But hold on; were there truly no Polaris models before 2018? Well, there were Tribute to Polaris special editions. There was, for instance, the 2008 limited edition of 768 pieces, a 2013 platinum Tribute to Polaris styled after the Gen 1, and a steel Gen 2 re-edition limited to 1,000 pieces.

A modern bracelet for the current Polaris

Then, in 2018, JLC launched a full new lineup. However, there was one big change: not all the watches were Memovox models anymore. The brand introduced a complete range with a time-only version, a date model, a chronograph, a worldtimer, and…a Memovox. The line has since expanded with continuous new releases.

Jaeger-LeCoultre Polaris Perpetual Calendar

A new JLC staple

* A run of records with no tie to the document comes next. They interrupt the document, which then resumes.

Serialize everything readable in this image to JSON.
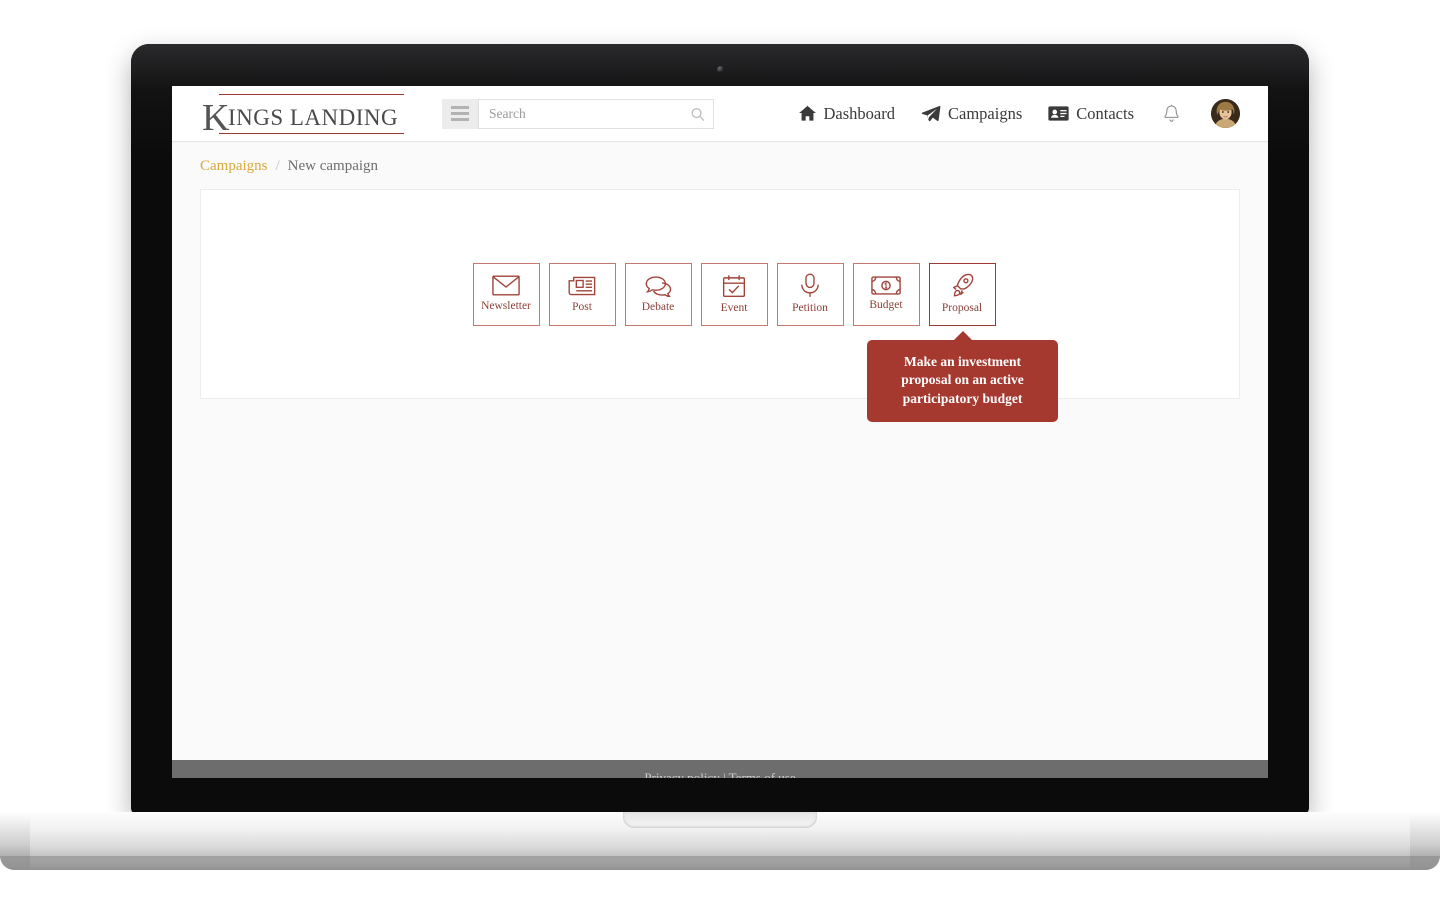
{
  "brand": {
    "logo_initial": "K",
    "logo_text": "INGS LANDING",
    "accent_red": "#9c3a31",
    "accent_gold": "#d8a93c"
  },
  "header": {
    "menu_icon": "hamburger-icon",
    "search": {
      "placeholder": "Search",
      "value": "",
      "icon": "search-icon"
    },
    "nav": [
      {
        "label": "Dashboard",
        "icon": "home-icon"
      },
      {
        "label": "Campaigns",
        "icon": "paper-plane-icon"
      },
      {
        "label": "Contacts",
        "icon": "id-card-icon"
      }
    ],
    "notifications_icon": "bell-icon",
    "avatar_icon": "user-avatar"
  },
  "breadcrumb": {
    "parent": "Campaigns",
    "separator": "/",
    "current": "New campaign"
  },
  "campaign_types": [
    {
      "label": "Newsletter",
      "icon": "envelope-icon",
      "active": false
    },
    {
      "label": "Post",
      "icon": "newspaper-icon",
      "active": false
    },
    {
      "label": "Debate",
      "icon": "comments-icon",
      "active": false
    },
    {
      "label": "Event",
      "icon": "calendar-check-icon",
      "active": false
    },
    {
      "label": "Petition",
      "icon": "microphone-icon",
      "active": false
    },
    {
      "label": "Budget",
      "icon": "money-bill-icon",
      "active": false
    },
    {
      "label": "Proposal",
      "icon": "rocket-icon",
      "active": true
    }
  ],
  "tooltip": {
    "text": "Make an investment proposal on an active participatory budget",
    "target": "Proposal",
    "background": "#a5392f"
  },
  "footer": {
    "text": "Privacy policy | Terms of use"
  }
}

Today, the Polaris collection is a staple within Jaeger-LeCoultre’s catalog. You can see recent models in our photographer Max’s pictures here, including the latest Geographic and Perpetual Calendar. These show that the Polaris template now functions as a canvas for JLC’s full watchmaking capacities, not just as an alarm diver anymore.

What I love about the collection is its evolved design. JLC remains faithful to the original shape and spirit of the Polaris without approaching it overly sentimentally. Sure, you can get versions with faux patina, but overall, it is now a forward-facing line that does not neglect its roots.

Jaeger-LeCoultre Memovox Polaris

The modern Polaris collection is a big favorite of mine, so I felt it was about time we wrote a historical overview of it on Fratello. I hope you picked up something new; I certainly did while researching for this article. Thanks to Jaeger-LeCoultre for trusting us with a selection of museum pieces on loan. I promise I did not take them diving. No, really…I swear. I don’t even dive!